    • Spindrift Images has produced several award-winning documentaries about marine conservation.  20121 they released a wonderful documentary "The Witness i
    • s a Whale" reveals  one of the greatest environmental crimes of the 20th Century -- the secret and illegal slaughter of the hundreds of thousand of whales by the Soviet Union and Japan during the Cold War. The film also recounts the post-whaling recovery of many different whale species and highlights their overall importance of the health of our oceans. The film contains lots of video of right whales.
  • Books & Magazines:

    • Webb, R. 1988. On the Northwest, Commercial Whaling in the Pacific Northwest 1790-1967. Univ. Brit. Columbia Press. This is a superb, and very readable account about pelagic whaling industry in the Gulf of Alaska, with particular good, detailed study of the pelagic whaling from 1835-1850 when most of the right whales in this region were killed .

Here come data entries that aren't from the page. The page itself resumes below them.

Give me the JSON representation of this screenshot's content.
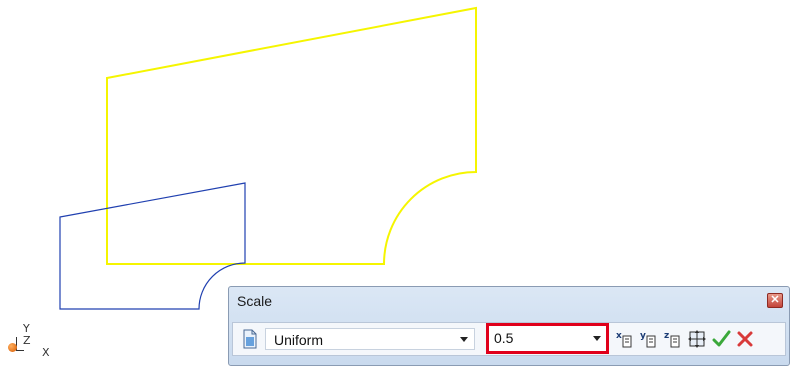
{
  "viewport": {
    "axes": {
      "y": "Y",
      "z": "Z",
      "x": "X"
    },
    "colors": {
      "outline_original": "#f5f500",
      "outline_scaled": "#2040b0"
    }
  },
  "dialog": {
    "title": "Scale",
    "close_icon": "close-icon",
    "mode": {
      "value": "Uniform"
    },
    "factor": {
      "value": "0.5"
    },
    "tools": [
      {
        "name": "x-scale-icon",
        "letter": "x"
      },
      {
        "name": "y-scale-icon",
        "letter": "y"
      },
      {
        "name": "z-scale-icon",
        "letter": "z"
      },
      {
        "name": "fit-icon"
      },
      {
        "name": "accept-icon",
        "color": "#3aa83a"
      },
      {
        "name": "cancel-icon",
        "color": "#d83a3a"
      }
    ]
  }
}
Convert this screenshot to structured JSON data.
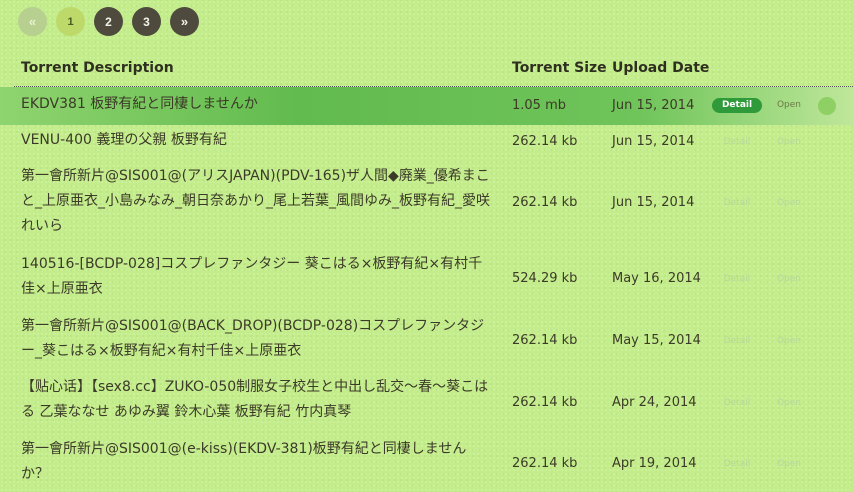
{
  "pagination": {
    "prev": "«",
    "pages": [
      "1",
      "2",
      "3"
    ],
    "next": "»",
    "active": "1"
  },
  "table": {
    "headers": [
      "Torrent Description",
      "Torrent Size",
      "Upload Date"
    ],
    "rows": [
      {
        "desc": "EKDV381 板野有紀と同棲しませんか",
        "size": "1.05 mb",
        "date": "Jun 15, 2014",
        "detail": "Detail",
        "open": "Open"
      },
      {
        "desc": "VENU-400 義理の父親 板野有紀",
        "size": "262.14 kb",
        "date": "Jun 15, 2014",
        "detail": "Detail",
        "open": "Open"
      },
      {
        "desc": "第一會所新片@SIS001@(アリスJAPAN)(PDV-165)ザ人間◆廃業_優希まこと_上原亜衣_小島みなみ_朝日奈あかり_尾上若葉_風間ゆみ_板野有紀_愛咲れいら",
        "size": "262.14 kb",
        "date": "Jun 15, 2014",
        "detail": "Detail",
        "open": "Open"
      },
      {
        "desc": "140516-[BCDP-028]コスプレファンタジー 葵こはる×板野有紀×有村千佳×上原亜衣",
        "size": "524.29 kb",
        "date": "May 16, 2014",
        "detail": "Detail",
        "open": "Open"
      },
      {
        "desc": "第一會所新片@SIS001@(BACK_DROP)(BCDP-028)コスプレファンタジー_葵こはる×板野有紀×有村千佳×上原亜衣",
        "size": "262.14 kb",
        "date": "May 15, 2014",
        "detail": "Detail",
        "open": "Open"
      },
      {
        "desc": "【贴心话】【sex8.cc】ZUKO-050制服女子校生と中出し乱交～春～葵こはる 乙葉ななせ あゆみ翼 鈴木心葉 板野有紀 竹内真琴",
        "size": "262.14 kb",
        "date": "Apr 24, 2014",
        "detail": "Detail",
        "open": "Open"
      },
      {
        "desc": "第一會所新片@SIS001@(e-kiss)(EKDV-381)板野有紀と同棲しませんか？",
        "size": "262.14 kb",
        "date": "Apr 19, 2014",
        "detail": "Detail",
        "open": "Open"
      }
    ]
  },
  "colors": {
    "background": "#c3ed8a",
    "highlight": "#62bb4e",
    "detail_button": "#2e9a3a",
    "page_dark": "#4f4a3e",
    "page_active": "#bdd96a"
  }
}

    • Right Whales at Risk 2021- special issue of Whalewatcher published by the American Cetacean Society 72 pages. Most of the articles focus on the other species of right whales, but there is a article by Jessica Crance on the status and science of North Pacific right whales which is available at the link below:
    • The Urban Whale by Scott Kraus and Rosalind Rolland (eds.)  (2010) Harvard University Press. This book focuses on the North Atlantic Right Whale along the East Coast of the U.S. but has great relevance to the North Pacific as well, and has great information about the basic biology and ecology of right whales. Very highly recommended. 
    • Right Whales by Phil Clapham (Voyageur Press) 2004. An excellent book on the biology and conservation status of right whales. Most of the conservation emphasis is on the western North Atlantic population, but is relevant to No. Pacific right whales as well. Well-written, it is an easy read for anyone interested in this species and scientifically very accurate and current.
    • The Search for the Right Whale by Scott Kraus & Kenneth Mallory, (Crown Publishers/New England Aquarium, 1993). Although this book looks like it is aimed towards a younger audience, it is an excellent introduction to right whales with great photos.
    • With the Whales by Flip Nicklin and James Darling (NorthWood Press, 1990). An extraordinary collection of spectacular photographs of whales, including many shots of right whales.
    • Whales, Dolphins and Porpoises by the National Geographic Society (1995). One of the best books the NGS has ever done with more of Flip Nicklin's spectacular photos.

     Please send any comments or corrections to: Jim Scarff  e-mail: nprw4ever@gmail.com with "right whale" in subject line.